The only analysis of the Oracle/BEA acquisition that you'll need to read

Marc Fleury's analysis of the Oracle offer for BEA is dead on, and opens up lots of questions.

...is the one written by Marc Fleury, who is always to the point and has nothing to lose. His post is acerbic, direct, and highly insightful on what Oracle would gain from BEA, and what it would have to shed within BEA to make the most of the acquisition. It's a good read.

What does JBoss gain from it? Potentially a lot, at least in the short term.

So who gains? Well obviously Icahn and co and its 12% stake in BEAS are pocketing the full 30% acquisition premium, which is a cool $200m. Not bad, take the money. The shareholders gain, Oracle gains. Ironically IBM and RedHat will see positive windfall from this move in the short term. Customers that were on the fence with BEA renewals and don't like the idea of Oracle controlling too much of their account are going to be persuaded to move. From what I hear from the field, there were already plenty of BEA replacement opportunities for JBoss and this will probably help. Now is the time to systematically go after BEAS installed base both end-user and channel.

Now is the time, because Oracle has proved itself to be a consumate consumer and integrator of companies. If Oracle gets its way, there won't be much time to pick up the scraps left from the confusion left in the wake of the acquisition.

Oracle may have yesterday's licensing model, but it's sure making it look good through exceptional execution and a well-thought out plan (buy a customer base to cross-sell into). Going forward, Microsoft and Oracle are the companies to beat. If Red Hat can digest JBoss well and then get into applications, it, too, could be a strong ecosystem.
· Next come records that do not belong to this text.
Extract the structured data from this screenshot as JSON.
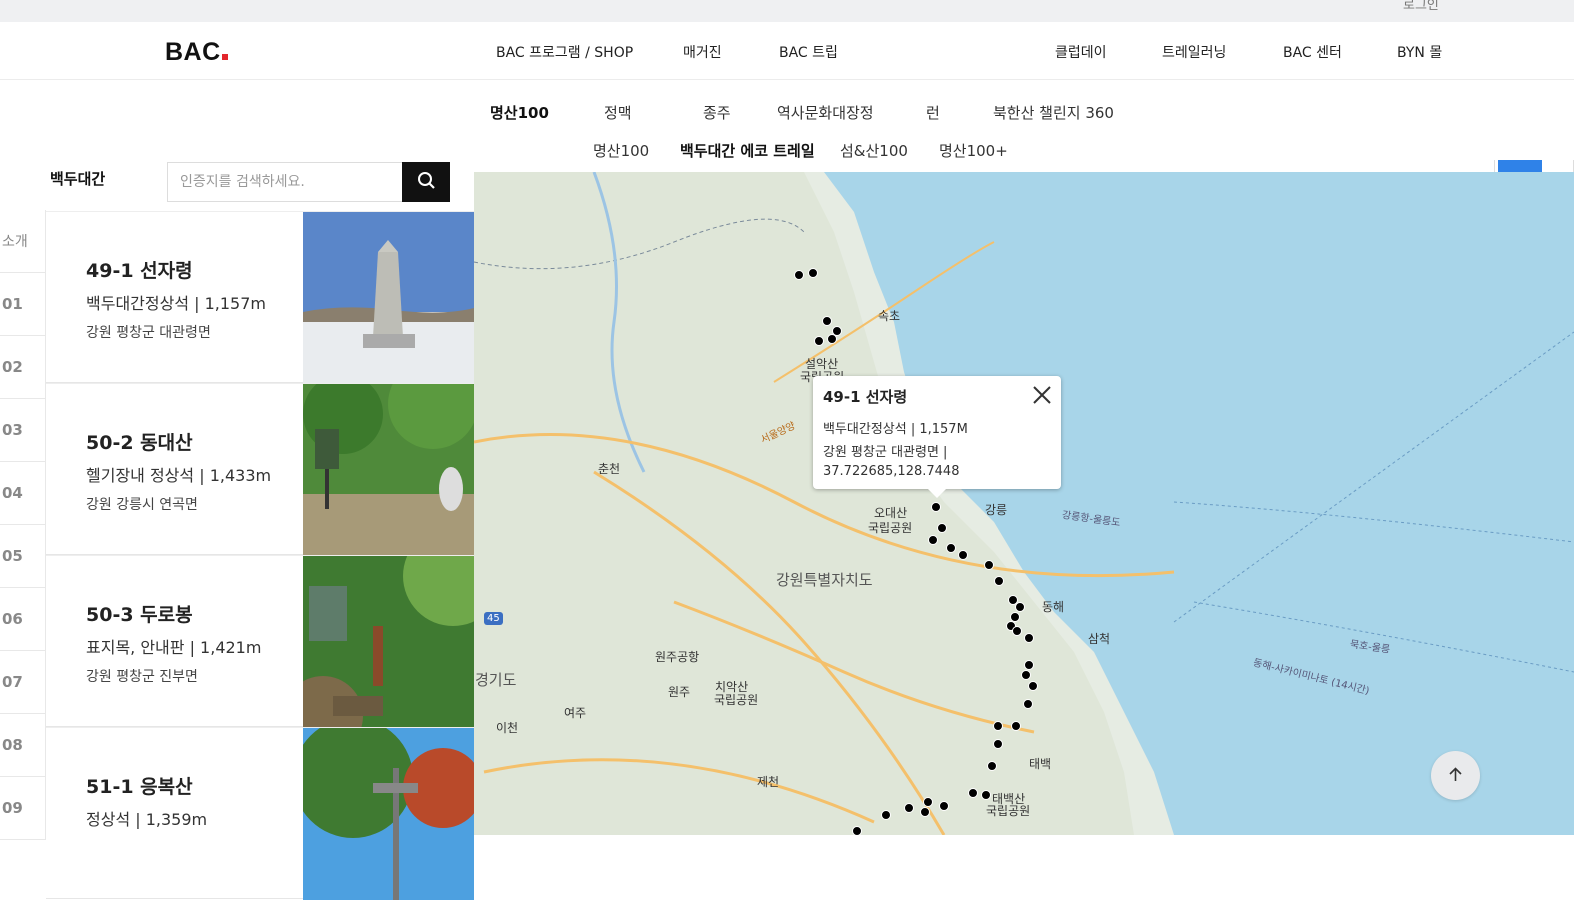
{
  "top": {
    "login_label": "로그인"
  },
  "header": {
    "logo": "BAC",
    "nav": [
      "BAC 프로그램 / SHOP",
      "매거진",
      "BAC 트립",
      "클럽데이",
      "트레일러닝",
      "BAC 센터",
      "BYN 몰"
    ]
  },
  "subnav": {
    "row1": [
      "명산100",
      "정맥",
      "종주",
      "역사문화대장정",
      "런",
      "북한산 챌린지 360"
    ],
    "row2": [
      "명산100",
      "백두대간 에코 트레일",
      "섬&산100",
      "명산100+"
    ]
  },
  "left": {
    "title": "백두대간",
    "search_placeholder": "인증지를 검색하세요.",
    "index": [
      "소개",
      "01",
      "02",
      "03",
      "04",
      "05",
      "06",
      "07",
      "08",
      "09"
    ],
    "cards": [
      {
        "title": "49-1 선자령",
        "sub": "백두대간정상석 | 1,157m",
        "loc": "강원 평창군 대관령면"
      },
      {
        "title": "50-2 동대산",
        "sub": "헬기장내 정상석 | 1,433m",
        "loc": "강원 강릉시 연곡면"
      },
      {
        "title": "50-3 두로봉",
        "sub": "표지목, 안내판 | 1,421m",
        "loc": "강원 평창군 진부면"
      },
      {
        "title": "51-1 응복산",
        "sub": "정상석 | 1,359m",
        "loc": ""
      }
    ]
  },
  "map": {
    "labels": {
      "sokcho": "속초",
      "seorak1": "설악산",
      "seorak2": "국립공원",
      "chuncheon": "춘천",
      "odae1": "오대산",
      "odae2": "국립공원",
      "gangneung": "강릉",
      "gangwon": "강원특별자치도",
      "donghae": "동해",
      "samcheok": "삼척",
      "wonju_airport": "원주공항",
      "wonju": "원주",
      "chiak1": "치악산",
      "chiak2": "국립공원",
      "gyeonggi": "경기도",
      "yeoju": "여주",
      "icheon": "이천",
      "jecheon": "제천",
      "taebaek": "태백",
      "taebaeksan1": "태백산",
      "taebaeksan2": "국립공원",
      "route_gn": "강릉항-울릉도",
      "route_mh": "묵호-울릉",
      "route_sk": "동해-사카이미나토 (14시간)",
      "expressway": "45",
      "seoul_yy": "서울양양"
    },
    "popup": {
      "title": "49-1 선자령",
      "line1": "백두대간정상석 | 1,157M",
      "line2": "강원 평창군 대관령면 |",
      "line3": "37.722685,128.7448"
    }
  },
  "colors": {
    "accent_red": "#e3262c",
    "sea": "#a8d5e9",
    "road": "#f4c06b"
  }
}
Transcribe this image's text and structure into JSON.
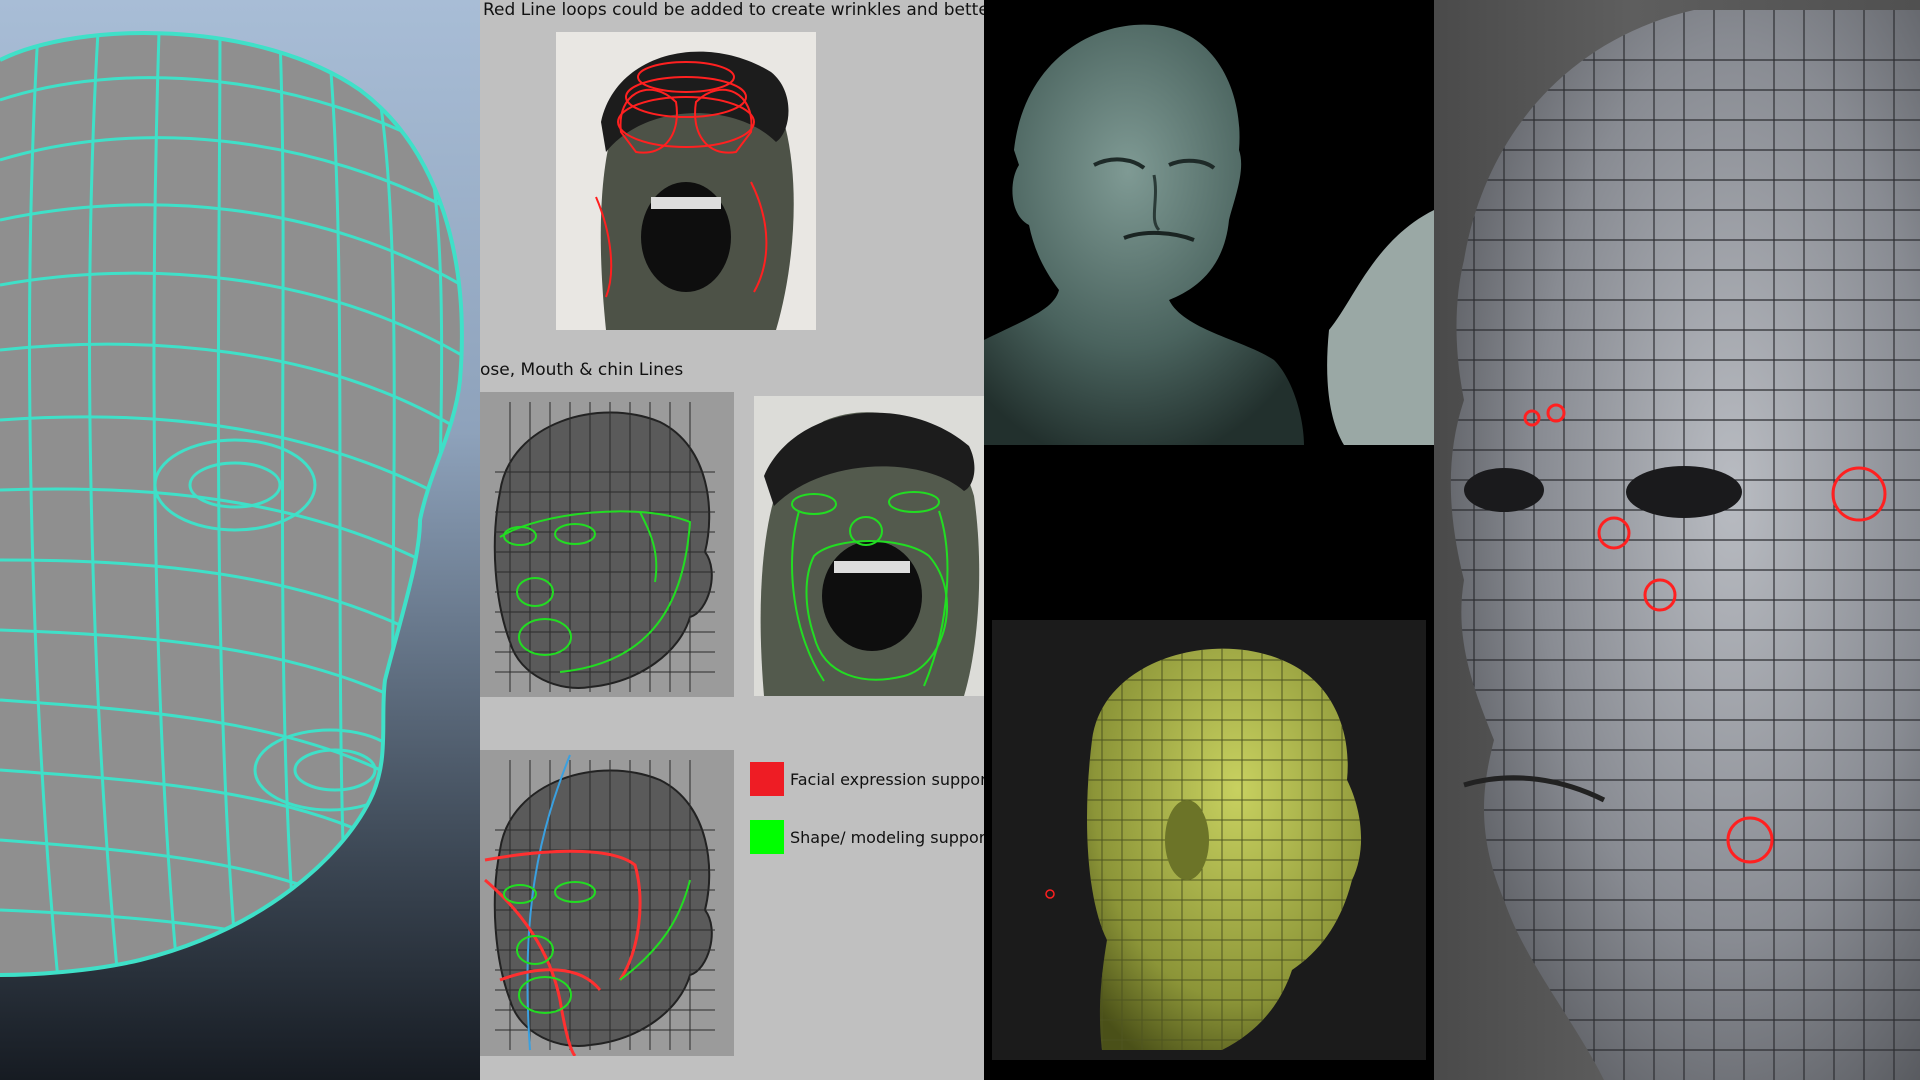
{
  "captions": {
    "red_loops": "Red Line loops could be added to create wrinkles and better expres",
    "nose_mouth": "ose, Mouth & chin Lines"
  },
  "legend": [
    {
      "label": "Facial expression support li",
      "color": "#ee1c24"
    },
    {
      "label": "Shape/ modeling support li",
      "color": "#00ff00"
    }
  ],
  "colors": {
    "wire_cyan": "#3fe0c8",
    "red_loop": "#ff2020",
    "green_loop": "#22dd22",
    "sculpt_teal": "#4d6762",
    "sculpt_green": "#a9b54a"
  }
}
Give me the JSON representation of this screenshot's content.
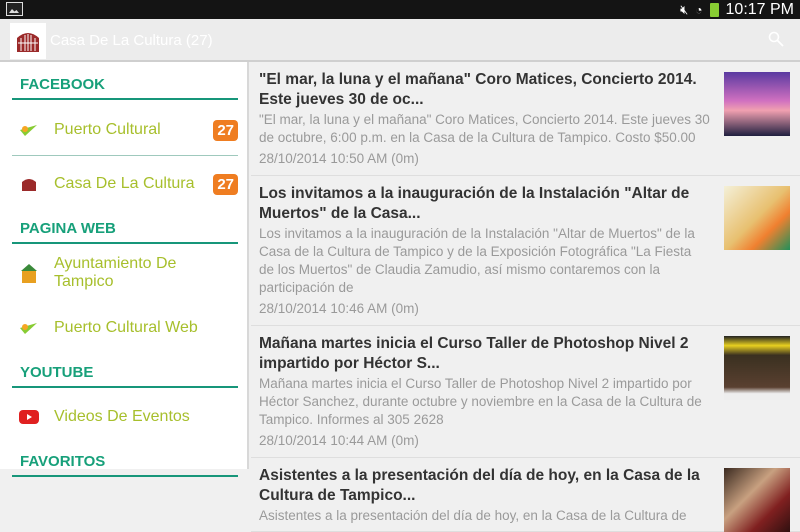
{
  "status_bar": {
    "time": "10:17 PM",
    "icons": [
      "gallery-icon",
      "mute-icon",
      "wifi-icon",
      "battery-icon"
    ]
  },
  "action_bar": {
    "title": "Casa De La Cultura (27)",
    "icons": [
      "casa-logo-icon",
      "search-icon"
    ]
  },
  "sidebar": {
    "sections": [
      {
        "title": "FACEBOOK",
        "items": [
          {
            "label": "Puerto Cultural",
            "badge": "27"
          },
          {
            "label": "Casa De La Cultura",
            "badge": "27"
          }
        ]
      },
      {
        "title": "PAGINA WEB",
        "items": [
          {
            "label": "Ayuntamiento De Tampico"
          },
          {
            "label": "Puerto Cultural Web"
          }
        ]
      },
      {
        "title": "YOUTUBE",
        "items": [
          {
            "label": "Videos De Eventos"
          }
        ]
      },
      {
        "title": "FAVORITOS",
        "items": []
      }
    ]
  },
  "posts": [
    {
      "title": "\"El mar, la luna y el mañana\" Coro Matices, Concierto 2014. Este jueves 30 de oc...",
      "desc": "\"El mar, la luna y el mañana\" Coro Matices, Concierto 2014. Este jueves 30 de octubre, 6:00 p.m. en la Casa de la Cultura de Tampico. Costo $50.00",
      "time": "28/10/2014 10:50 AM (0m)"
    },
    {
      "title": "Los invitamos a la inauguración de la Instalación \"Altar de Muertos\" de la Casa...",
      "desc": "Los invitamos a la inauguración de la Instalación \"Altar de Muertos\" de la Casa de la Cultura de Tampico y de la Exposición Fotográfica \"La Fiesta de los Muertos\" de Claudia Zamudio, así mismo contaremos con la participación de",
      "time": "28/10/2014 10:46 AM (0m)"
    },
    {
      "title": "Mañana martes inicia el Curso Taller de Photoshop Nivel 2 impartido por Héctor S...",
      "desc": "Mañana martes inicia el Curso Taller de Photoshop Nivel 2 impartido por Héctor Sanchez, durante octubre y noviembre en la Casa de la Cultura de Tampico. Informes al 305 2628",
      "time": "28/10/2014 10:44 AM (0m)"
    },
    {
      "title": "Asistentes a la presentación del día de hoy, en la Casa de la Cultura de Tampico...",
      "desc": "Asistentes a la presentación del día de hoy, en la Casa de la Cultura de",
      "time": ""
    }
  ]
}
But it's becoming less clear what SAP and other enterprise software companies do unless they expand...fast.


Also check out Stephen Shankland's Underexposed blog post on Fleury and the BEA acquistion .

Tags:
Tech Culture
About the author

    Matt Asay is chief operating officer at Canonical, the company behind the Ubuntu Linux operating system. Prior to Canonical, Matt was general manager of the Americas division and vice president of business development at Alfresco, an open-source applications company. Matt brings a decade of in-the-trenches open-source business and legal experience to The Open Road, with an emphasis on emerging open-source business strategies and opportunities. He is a member of the CNET Blog Network and is not an employee of CNET. You can follow Matt on Twitter @mjasay.

     

    Join the discussion

    Conversation powered by Livefyre

    Don't Miss
    Hot Products
    Trending on CNET